Conservatorship Attorney in Bloomington

Helping Families in Minneapolis, Edina, and Richfield Care for Their Loved Ones

Navigating conservatorships can be a complex and sensitive matter, one that requires careful consideration and professional guidance. At Sandahl & Damhof, our qualified conservatorship lawyers in Bloomington understand the intricacies of situations involving conservatorships and are committed to assisting you every step of the way.

We provide personalized solutions that prioritize the best interests of both adults and minors, ensuring their welfare and financial affairs are managed with utmost care and responsibility. If you have questions or need assistance with a conservatorship matter, please don’t hesitate to reach out. Your peace of mind is our priority.

Call Sandahl & Damhof (612) 421-0991 or contact us online to schedule a consultation with a knowledgeable Bloomington conservatorship lawyer. We also serve Minneapolis, Edina, Richfield, and beyond.

What Is a Conservatorship?

A conservatorship is a court-ordered arrangement that allows someone or something to assume control of another person’s financial and personal affairs. A conservatorship empowers a selected individual, known as a conservator, to make financial and personal decisions on behalf of the person who needs assistance.

A conservatorship can be temporary or permanent, and it can be established for a person of any age. A temporary conservatorship is often established for a person who is recovering from a serious illness or injury. A permanent conservatorship is often established for a person who is unable to make sound financial or personal decisions due to a physical or mental disability. A person who is unable to make sound decisions is often referred to as being “incompetent.”

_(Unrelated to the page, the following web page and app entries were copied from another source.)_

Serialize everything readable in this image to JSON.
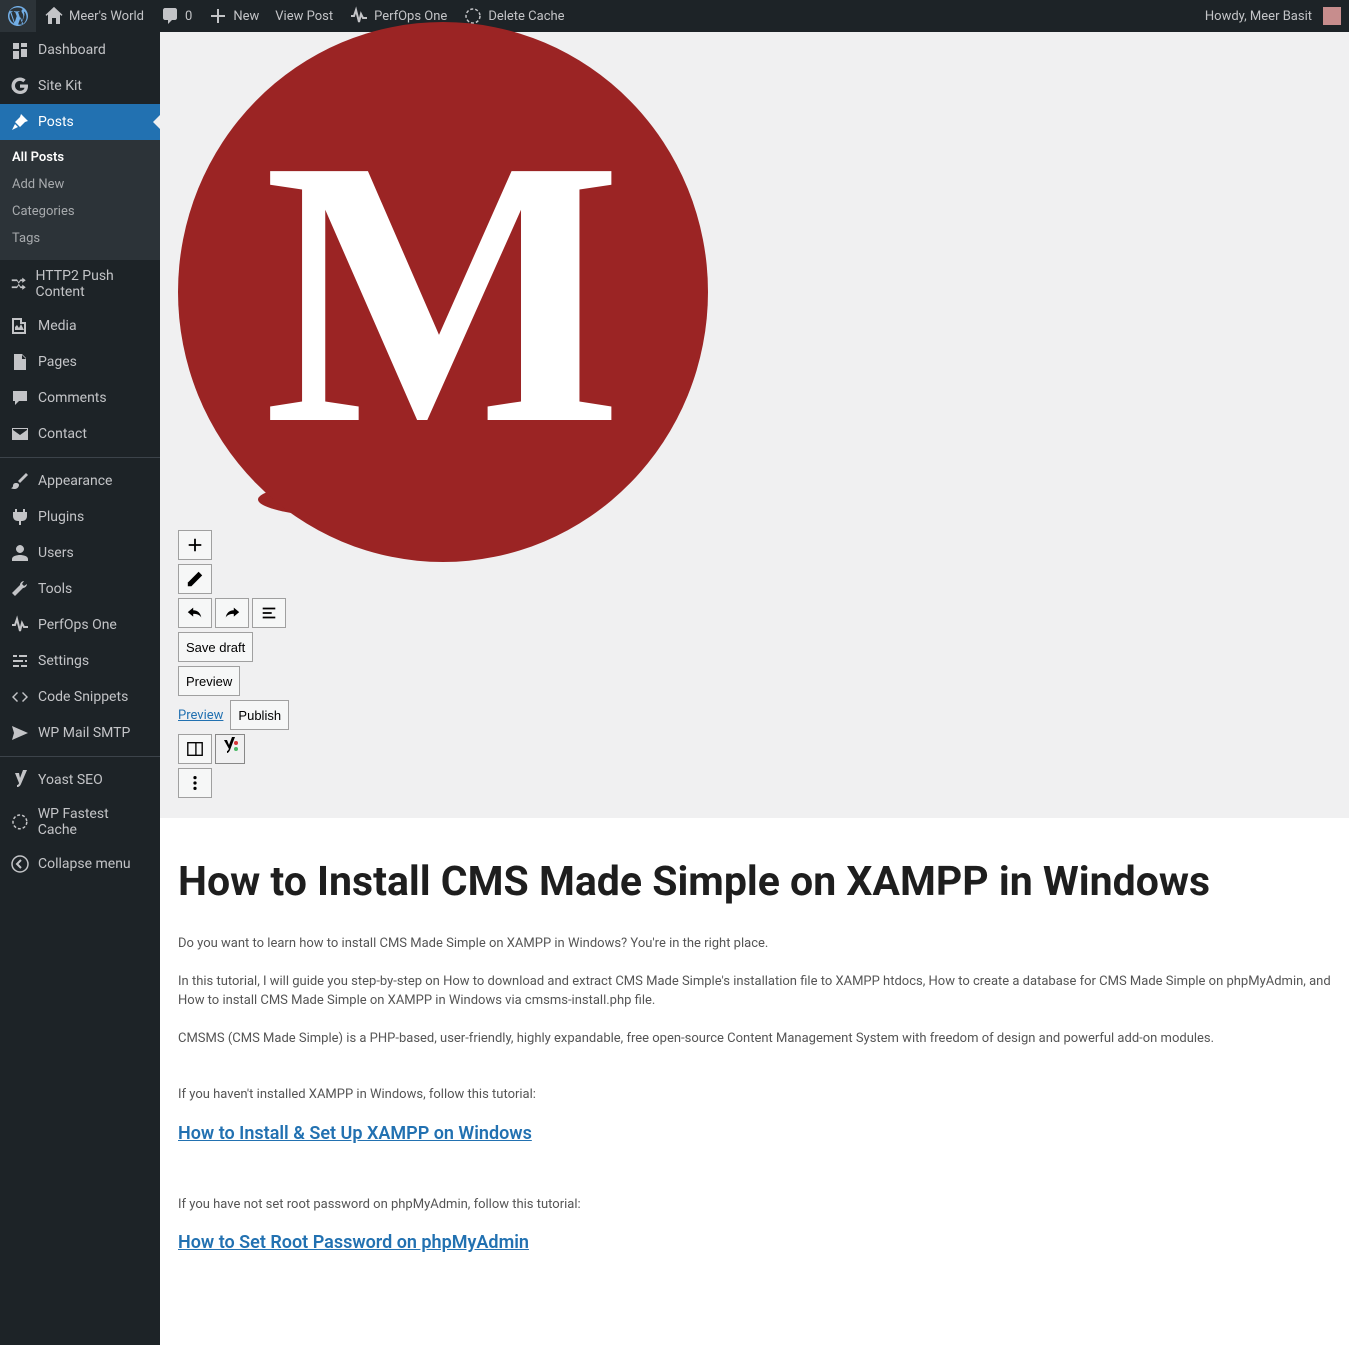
{
  "toolbar": {
    "site_name": "Meer's World",
    "comments": "0",
    "new": "New",
    "view_post": "View Post",
    "perfops": "PerfOps One",
    "delete_cache": "Delete Cache",
    "howdy": "Howdy, Meer Basit"
  },
  "sidebar": {
    "dashboard": "Dashboard",
    "sitekit": "Site Kit",
    "posts": "Posts",
    "sub_all_posts": "All Posts",
    "sub_add_new": "Add New",
    "sub_categories": "Categories",
    "sub_tags": "Tags",
    "http2": "HTTP2 Push Content",
    "media": "Media",
    "pages": "Pages",
    "comments": "Comments",
    "contact": "Contact",
    "appearance": "Appearance",
    "plugins": "Plugins",
    "users": "Users",
    "tools": "Tools",
    "perfops": "PerfOps One",
    "settings": "Settings",
    "code_snippets": "Code Snippets",
    "wp_mail": "WP Mail SMTP",
    "yoast": "Yoast SEO",
    "fastest_cache": "WP Fastest Cache",
    "collapse": "Collapse menu"
  },
  "editor": {
    "save_draft": "Save draft",
    "preview_btn": "Preview",
    "preview_link": "Preview",
    "publish": "Publish",
    "logo_letter": "M"
  },
  "post": {
    "title": "How to Install CMS Made Simple on XAMPP in Windows",
    "p1": "Do you want to learn how to install CMS Made Simple on XAMPP in Windows? You're in the right place.",
    "p2": "In this tutorial, I will guide you step-by-step on How to download and extract CMS Made Simple's installation file to XAMPP htdocs, How to create a database for CMS Made Simple on phpMyAdmin, and How to install CMS Made Simple on XAMPP in Windows via cmsms-install.php file.",
    "p3": "CMSMS (CMS Made Simple) is a PHP-based, user-friendly, highly expandable, free open-source Content Management System with freedom of design and powerful add-on modules.",
    "p4": "If you haven't installed XAMPP in Windows, follow this tutorial:",
    "link1": "How to Install & Set Up XAMPP on Windows",
    "p5": "If you have not set root password on phpMyAdmin, follow this tutorial:",
    "link2": "How to Set Root Password on phpMyAdmin"
  }
}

A conservatorship is distinct from a willtrust, or probate. A conservatorship, on the other hand, can be established concurrently with the creation of a will, trust, or other estate plan. In a will or trust, a conservator can be nominated to carry out the contents of the will or trust on behalf of the individual who requires assistance.

What Is a Guardian?

A conservatorship and guardianship, while sharing similarities, serve distinct purposes within the realm of legal care and responsibility. In contrast to a conservator who oversees the affairs of an incapacitated adult, a guardian steps into a different role, focusing on the welfare of a minor child. This appointment becomes crucial when unfortunate circumstances, such as the passing of a parent or their inability to provide care, arise. Additionally, guardianships become essential when suitable family members are unavailable or when, regrettably, family members are deemed unfit for the child’s care. Understanding these nuances is vital when navigating the intricate landscape of legal care arrangements for both adults and minors.

Unlike a conservator, a guardian is appointed to care for a child for a limited time. A guardian is appointed to care for a child until the child reaches the age of majority, which is 18 years old in Minnesota. However, a guardian can be appointed to care for a child until the child reaches the age of 25 if the child is attending college.

What Are the Benefits of a Conservatorship?

A conservatorship can be beneficial for a person who needs assistance and for the family members who care for that person. By establishing a conservatorship, the person who needs assistance can receive the care and support they need without losing control of their financial affairs.

To learn more about how a conservatorship can help your family care for a loved one, please contact our experienced Bloomington conservatorship lawyers attorneys at Sandahl & Damhof by calling (612) 421-0991 or contacting us online.